        ->query("SELECT nick FROM users WHERE nick = $nick")
        ->fetch() === null;

PHPStan will report then:

Parameter #1 $expression of method Nextras\Dbal\Connection::query() expects literal-string, non-falsy-string given

This should help you to notice the mistake and fix it using modifiers:

private function isNickAvailable(string $nick): bool
    return $this->connection
        ->query("SELECT nick FROM users WHERE nick = %s", $nick)
        ->fetch() === null;

PHP 8.1 BackedEnum Support

PHP 8.1 delivered Enum support. In the context of Dbal, we are interested in BackedEnums, i.e. enum cases that have an associated string|int value.

Those enum “instances” can be now passed for %i and %s modifiers.

enum UserType: int
    case Basic = 0;
    case Admin = 1;

$connection->query("SELECT * FROM users WHERE type = %i", UserType::Admin);

New SQL File Importer

The old implementation for multi-statement SQL file processing was a just static class, combining all “dialects” together. We have extracted this behavior to a new nextras/multi-query-parser repository that provides parsers for currently three SQL dialects – MySQL, Postgres, and SQL Server.

So don’t forget to add this dependency to your project.

composer require nextras/multi-query-parser

Then you can obtain the parser instance and fetch the queries and execute them:

$parser = $connection->getPlatform()->createMultiQueryParser();
foreach ($parser->parseFile(__DIR__ . "/migration.sql") as $query) {

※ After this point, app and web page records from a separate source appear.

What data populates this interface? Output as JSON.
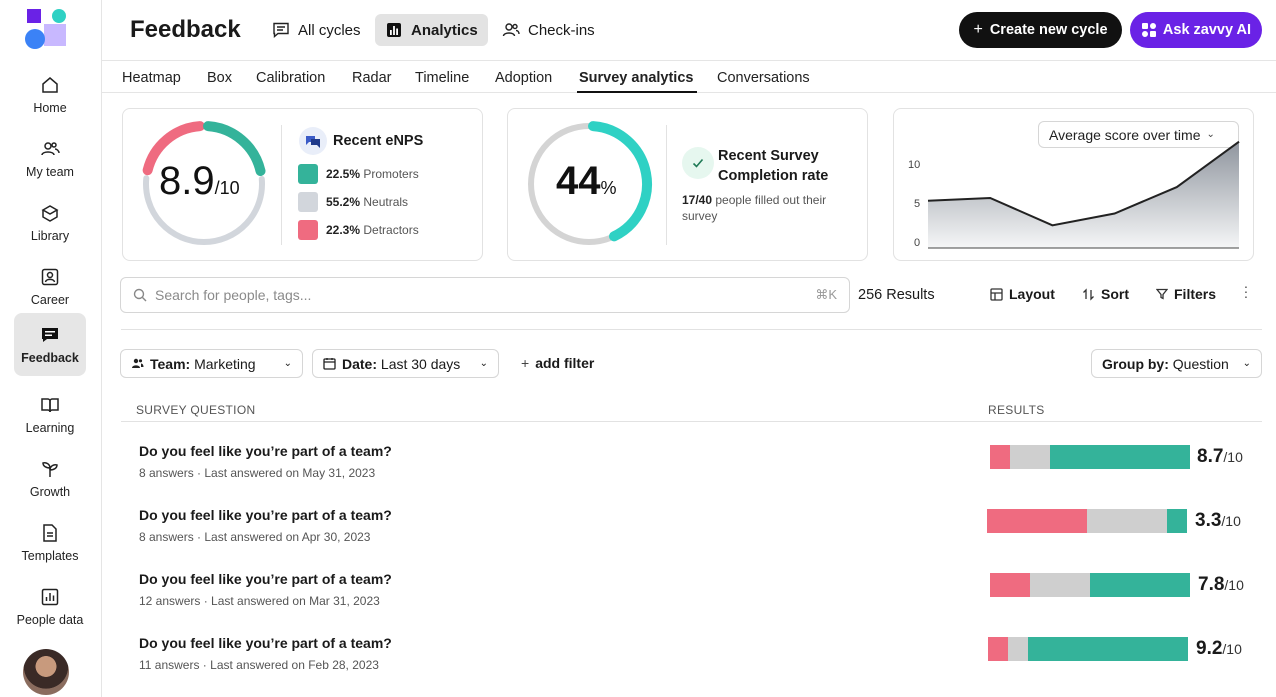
{
  "sidebar": {
    "items": [
      {
        "label": "Home",
        "icon": "home-icon"
      },
      {
        "label": "My team",
        "icon": "team-icon"
      },
      {
        "label": "Library",
        "icon": "library-icon"
      },
      {
        "label": "Career",
        "icon": "career-icon"
      },
      {
        "label": "Feedback",
        "icon": "feedback-icon",
        "active": true
      },
      {
        "label": "Learning",
        "icon": "learning-icon"
      },
      {
        "label": "Growth",
        "icon": "growth-icon"
      },
      {
        "label": "Templates",
        "icon": "templates-icon"
      },
      {
        "label": "People data",
        "icon": "people-data-icon"
      }
    ]
  },
  "header": {
    "title": "Feedback",
    "tabs": [
      {
        "label": "All cycles"
      },
      {
        "label": "Analytics",
        "active": true
      },
      {
        "label": "Check-ins"
      }
    ],
    "create_label": "Create new cycle",
    "ai_label": "Ask zavvy AI"
  },
  "subtabs": [
    "Heatmap",
    "Box",
    "Calibration",
    "Radar",
    "Timeline",
    "Adoption",
    "Survey analytics",
    "Conversations"
  ],
  "enps": {
    "score": "8.9",
    "out_of": "/10",
    "title": "Recent eNPS",
    "promoters": {
      "pct": "22.5%",
      "label": "Promoters"
    },
    "neutrals": {
      "pct": "55.2%",
      "label": "Neutrals"
    },
    "detractors": {
      "pct": "22.3%",
      "label": "Detractors"
    },
    "colors": {
      "promoters": "#34b39a",
      "neutrals": "#d2d6dc",
      "detractors": "#ef6b80"
    }
  },
  "completion": {
    "value": "44",
    "unit": "%",
    "percent": 44,
    "title": "Recent Survey Completion rate",
    "count": "17/40",
    "detail": "people filled out their survey",
    "accent": "#2fd1c4"
  },
  "trend": {
    "select": "Average score over time",
    "chart_data": {
      "type": "area",
      "values": [
        5.2,
        5.5,
        2.5,
        3.8,
        6.7,
        11.7
      ],
      "ylim": [
        0,
        12
      ],
      "yticks": [
        "10",
        "5",
        "0"
      ]
    }
  },
  "search": {
    "placeholder": "Search for people, tags...",
    "shortcut": "⌘K"
  },
  "results_label": "256 Results",
  "tools": {
    "layout": "Layout",
    "sort": "Sort",
    "filters": "Filters"
  },
  "filters": {
    "team_key": "Team:",
    "team_val": "Marketing",
    "date_key": "Date:",
    "date_val": "Last 30 days",
    "add": "add filter",
    "group_key": "Group by:",
    "group_val": "Question"
  },
  "table": {
    "col_question": "SURVEY QUESTION",
    "col_results": "RESULTS",
    "rows": [
      {
        "question": "Do you feel like you’re part of a team?",
        "meta": "8 answers · Last answered on May 31, 2023",
        "score": "8.7",
        "out_of": "/10",
        "detractors": 10,
        "neutrals": 20,
        "promoters": 70
      },
      {
        "question": "Do you feel like you’re part of a team?",
        "meta": "8 answers · Last answered on Apr 30, 2023",
        "score": "3.3",
        "out_of": "/10",
        "detractors": 50,
        "neutrals": 40,
        "promoters": 10
      },
      {
        "question": "Do you feel like you’re part of a team?",
        "meta": "12 answers · Last answered on Mar 31, 2023",
        "score": "7.8",
        "out_of": "/10",
        "detractors": 20,
        "neutrals": 30,
        "promoters": 50
      },
      {
        "question": "Do you feel like you’re part of a team?",
        "meta": "11 answers · Last answered on Feb 28, 2023",
        "score": "9.2",
        "out_of": "/10",
        "detractors": 10,
        "neutrals": 10,
        "promoters": 80
      }
    ]
  }
}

First of all, thanks to all users, contributors & reporters. Without you, there would be no point in developing the library. My great gratitude goes to all financial backers. ๐Ÿ’™ Thank you. All others are welcome to join.

The next step is releasing Orm 5.0-rc1 and finally making another great milestone in this PHP database stack.

If you find any bugs, useless or undocumented bc breaks, please report them. Thank you.